I am proud to say that my anti-broccoli days are now behind me. Indeed, it is not uncommon for me to make a bowl of these as a little snack, or have them as a side dish with a nice bit of grilled fish. The broccoli becomes charred and almost caramelised, and the salty, garlicky juices go perfectly with a squeeze of lemon.
This is the simplest soup ever. Add whatever vegetables you have knocking around, I find carrots, spinach and mushrooms work well. The only essentials are seaweed and the spring onion. I like to have this for breakfast with a fruit salad, or if I’m feeling particularly virtuous for supper with steamed brown rice, furikake and a tamagoyaki omelette. Although it’s not strictly authentic, I find a drop of rice vinegar adds the most delicious tang to to the salty broth. The miso paste and dashi can be bought online or from Chinese and Japanese food shops and once you have them they last for ages so it’s well worth investing in decent quality miso, i.e. with a minimum of ingredients. The one in my fridge only contains rice, salt and soyabeans.Read the rest of this entry »

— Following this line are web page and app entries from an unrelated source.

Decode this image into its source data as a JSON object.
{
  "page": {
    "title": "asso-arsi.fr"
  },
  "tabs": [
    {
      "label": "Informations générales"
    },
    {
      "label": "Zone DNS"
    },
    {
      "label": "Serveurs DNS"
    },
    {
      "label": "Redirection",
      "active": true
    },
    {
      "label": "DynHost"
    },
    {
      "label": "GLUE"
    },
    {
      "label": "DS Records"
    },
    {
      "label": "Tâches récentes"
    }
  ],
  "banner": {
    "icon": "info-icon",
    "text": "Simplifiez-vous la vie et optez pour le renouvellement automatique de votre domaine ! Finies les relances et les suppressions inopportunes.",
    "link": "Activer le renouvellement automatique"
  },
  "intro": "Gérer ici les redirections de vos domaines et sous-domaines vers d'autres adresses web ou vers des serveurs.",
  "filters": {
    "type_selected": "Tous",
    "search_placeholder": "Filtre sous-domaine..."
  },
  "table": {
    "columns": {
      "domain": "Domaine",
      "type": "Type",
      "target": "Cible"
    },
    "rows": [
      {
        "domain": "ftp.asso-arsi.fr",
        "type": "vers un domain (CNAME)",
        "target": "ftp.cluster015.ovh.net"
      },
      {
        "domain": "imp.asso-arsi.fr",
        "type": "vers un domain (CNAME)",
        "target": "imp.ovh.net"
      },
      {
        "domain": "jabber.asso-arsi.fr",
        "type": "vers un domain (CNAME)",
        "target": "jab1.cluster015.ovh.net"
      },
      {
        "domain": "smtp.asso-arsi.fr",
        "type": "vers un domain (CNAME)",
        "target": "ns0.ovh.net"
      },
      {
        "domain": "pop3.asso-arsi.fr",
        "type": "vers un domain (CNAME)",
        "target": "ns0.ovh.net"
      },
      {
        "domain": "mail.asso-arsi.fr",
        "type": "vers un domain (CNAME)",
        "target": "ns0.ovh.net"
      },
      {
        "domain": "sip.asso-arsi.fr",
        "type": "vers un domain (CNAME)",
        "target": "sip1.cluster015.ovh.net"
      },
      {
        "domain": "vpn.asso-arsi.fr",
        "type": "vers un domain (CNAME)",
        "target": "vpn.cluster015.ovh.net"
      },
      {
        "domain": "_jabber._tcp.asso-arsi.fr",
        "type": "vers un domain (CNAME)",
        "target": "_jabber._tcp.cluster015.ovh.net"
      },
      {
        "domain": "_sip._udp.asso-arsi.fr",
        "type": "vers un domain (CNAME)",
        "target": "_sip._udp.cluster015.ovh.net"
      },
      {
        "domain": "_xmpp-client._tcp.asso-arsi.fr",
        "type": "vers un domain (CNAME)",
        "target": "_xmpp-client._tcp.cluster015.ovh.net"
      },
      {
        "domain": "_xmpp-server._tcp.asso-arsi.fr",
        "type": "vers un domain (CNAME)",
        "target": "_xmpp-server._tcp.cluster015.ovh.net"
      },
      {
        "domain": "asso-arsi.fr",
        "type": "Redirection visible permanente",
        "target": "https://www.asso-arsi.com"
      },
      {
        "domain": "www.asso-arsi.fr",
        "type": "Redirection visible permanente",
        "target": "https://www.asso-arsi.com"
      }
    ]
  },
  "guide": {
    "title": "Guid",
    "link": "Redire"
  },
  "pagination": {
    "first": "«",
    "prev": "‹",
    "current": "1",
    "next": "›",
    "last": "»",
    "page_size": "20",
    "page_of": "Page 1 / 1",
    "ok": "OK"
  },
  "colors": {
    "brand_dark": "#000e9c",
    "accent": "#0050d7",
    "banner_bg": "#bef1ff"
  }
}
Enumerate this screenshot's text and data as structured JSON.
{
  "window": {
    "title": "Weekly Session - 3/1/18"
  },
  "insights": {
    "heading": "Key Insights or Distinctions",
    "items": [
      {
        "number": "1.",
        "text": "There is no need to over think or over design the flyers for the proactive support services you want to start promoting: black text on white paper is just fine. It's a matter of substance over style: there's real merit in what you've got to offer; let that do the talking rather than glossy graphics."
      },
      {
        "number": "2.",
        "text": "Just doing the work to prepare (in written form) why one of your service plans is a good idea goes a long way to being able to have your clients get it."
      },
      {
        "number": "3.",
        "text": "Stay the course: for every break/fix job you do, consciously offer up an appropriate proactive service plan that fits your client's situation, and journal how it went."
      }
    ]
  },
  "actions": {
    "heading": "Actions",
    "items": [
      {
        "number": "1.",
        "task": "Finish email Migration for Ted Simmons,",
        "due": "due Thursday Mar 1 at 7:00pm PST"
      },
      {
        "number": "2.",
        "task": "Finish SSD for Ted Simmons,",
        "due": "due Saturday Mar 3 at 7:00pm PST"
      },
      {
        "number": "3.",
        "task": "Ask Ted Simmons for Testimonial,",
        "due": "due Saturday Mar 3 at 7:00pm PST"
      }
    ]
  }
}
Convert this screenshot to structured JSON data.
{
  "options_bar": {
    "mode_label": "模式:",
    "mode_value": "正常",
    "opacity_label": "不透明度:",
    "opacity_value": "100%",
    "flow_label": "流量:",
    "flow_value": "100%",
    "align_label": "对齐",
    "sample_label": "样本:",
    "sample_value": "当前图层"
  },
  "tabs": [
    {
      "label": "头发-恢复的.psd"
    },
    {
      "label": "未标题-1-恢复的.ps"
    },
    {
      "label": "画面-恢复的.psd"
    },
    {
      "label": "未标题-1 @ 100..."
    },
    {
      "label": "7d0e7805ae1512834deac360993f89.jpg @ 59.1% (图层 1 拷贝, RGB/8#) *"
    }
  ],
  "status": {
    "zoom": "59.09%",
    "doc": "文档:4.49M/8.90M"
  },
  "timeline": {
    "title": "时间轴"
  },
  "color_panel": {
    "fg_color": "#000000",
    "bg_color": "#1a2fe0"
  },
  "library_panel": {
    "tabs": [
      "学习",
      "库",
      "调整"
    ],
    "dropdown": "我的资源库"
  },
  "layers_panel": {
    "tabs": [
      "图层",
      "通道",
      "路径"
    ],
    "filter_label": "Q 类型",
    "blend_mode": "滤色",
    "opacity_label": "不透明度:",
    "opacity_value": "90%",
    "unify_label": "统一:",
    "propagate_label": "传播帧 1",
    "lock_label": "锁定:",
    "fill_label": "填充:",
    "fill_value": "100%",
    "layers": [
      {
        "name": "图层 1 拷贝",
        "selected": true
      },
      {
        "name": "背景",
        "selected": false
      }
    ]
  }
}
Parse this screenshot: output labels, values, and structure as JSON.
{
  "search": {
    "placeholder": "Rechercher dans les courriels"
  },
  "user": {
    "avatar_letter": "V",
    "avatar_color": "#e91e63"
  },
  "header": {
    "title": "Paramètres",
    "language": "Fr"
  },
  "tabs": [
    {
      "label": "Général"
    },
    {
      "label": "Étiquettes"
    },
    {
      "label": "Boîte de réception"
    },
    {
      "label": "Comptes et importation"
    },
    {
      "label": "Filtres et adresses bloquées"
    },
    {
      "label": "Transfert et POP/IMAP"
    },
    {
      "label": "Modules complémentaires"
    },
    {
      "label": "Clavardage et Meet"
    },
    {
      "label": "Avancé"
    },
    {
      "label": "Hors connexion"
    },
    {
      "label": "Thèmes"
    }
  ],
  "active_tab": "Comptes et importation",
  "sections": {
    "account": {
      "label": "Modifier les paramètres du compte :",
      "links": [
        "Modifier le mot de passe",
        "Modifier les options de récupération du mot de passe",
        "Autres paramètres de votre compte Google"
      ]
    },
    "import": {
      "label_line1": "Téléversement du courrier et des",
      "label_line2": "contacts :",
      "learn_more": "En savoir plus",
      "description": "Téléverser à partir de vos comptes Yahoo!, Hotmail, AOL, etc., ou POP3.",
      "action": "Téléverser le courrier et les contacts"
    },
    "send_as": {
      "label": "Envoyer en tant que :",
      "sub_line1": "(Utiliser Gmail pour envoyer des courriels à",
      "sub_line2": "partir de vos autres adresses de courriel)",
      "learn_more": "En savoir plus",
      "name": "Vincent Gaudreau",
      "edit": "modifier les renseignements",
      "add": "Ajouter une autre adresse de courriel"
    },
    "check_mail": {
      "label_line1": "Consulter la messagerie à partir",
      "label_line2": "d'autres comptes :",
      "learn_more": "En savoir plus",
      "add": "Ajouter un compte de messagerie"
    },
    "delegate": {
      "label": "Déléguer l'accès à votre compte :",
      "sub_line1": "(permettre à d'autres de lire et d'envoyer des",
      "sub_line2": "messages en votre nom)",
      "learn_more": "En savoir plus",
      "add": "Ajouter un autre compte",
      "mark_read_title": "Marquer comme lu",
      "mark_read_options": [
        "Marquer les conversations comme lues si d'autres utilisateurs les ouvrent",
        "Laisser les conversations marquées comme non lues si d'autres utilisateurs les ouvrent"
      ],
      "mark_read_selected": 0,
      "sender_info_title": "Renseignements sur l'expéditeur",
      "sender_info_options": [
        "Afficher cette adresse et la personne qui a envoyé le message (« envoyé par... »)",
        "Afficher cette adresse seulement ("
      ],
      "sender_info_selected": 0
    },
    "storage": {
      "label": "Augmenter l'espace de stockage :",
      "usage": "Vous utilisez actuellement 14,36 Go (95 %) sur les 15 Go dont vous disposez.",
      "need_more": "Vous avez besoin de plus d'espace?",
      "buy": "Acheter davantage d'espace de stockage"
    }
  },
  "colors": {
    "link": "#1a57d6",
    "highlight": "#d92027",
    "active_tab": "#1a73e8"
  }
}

This is lovely hot or cold in a packed lunch with the ganmodoki recipe above (fried tofu-vegetable balls).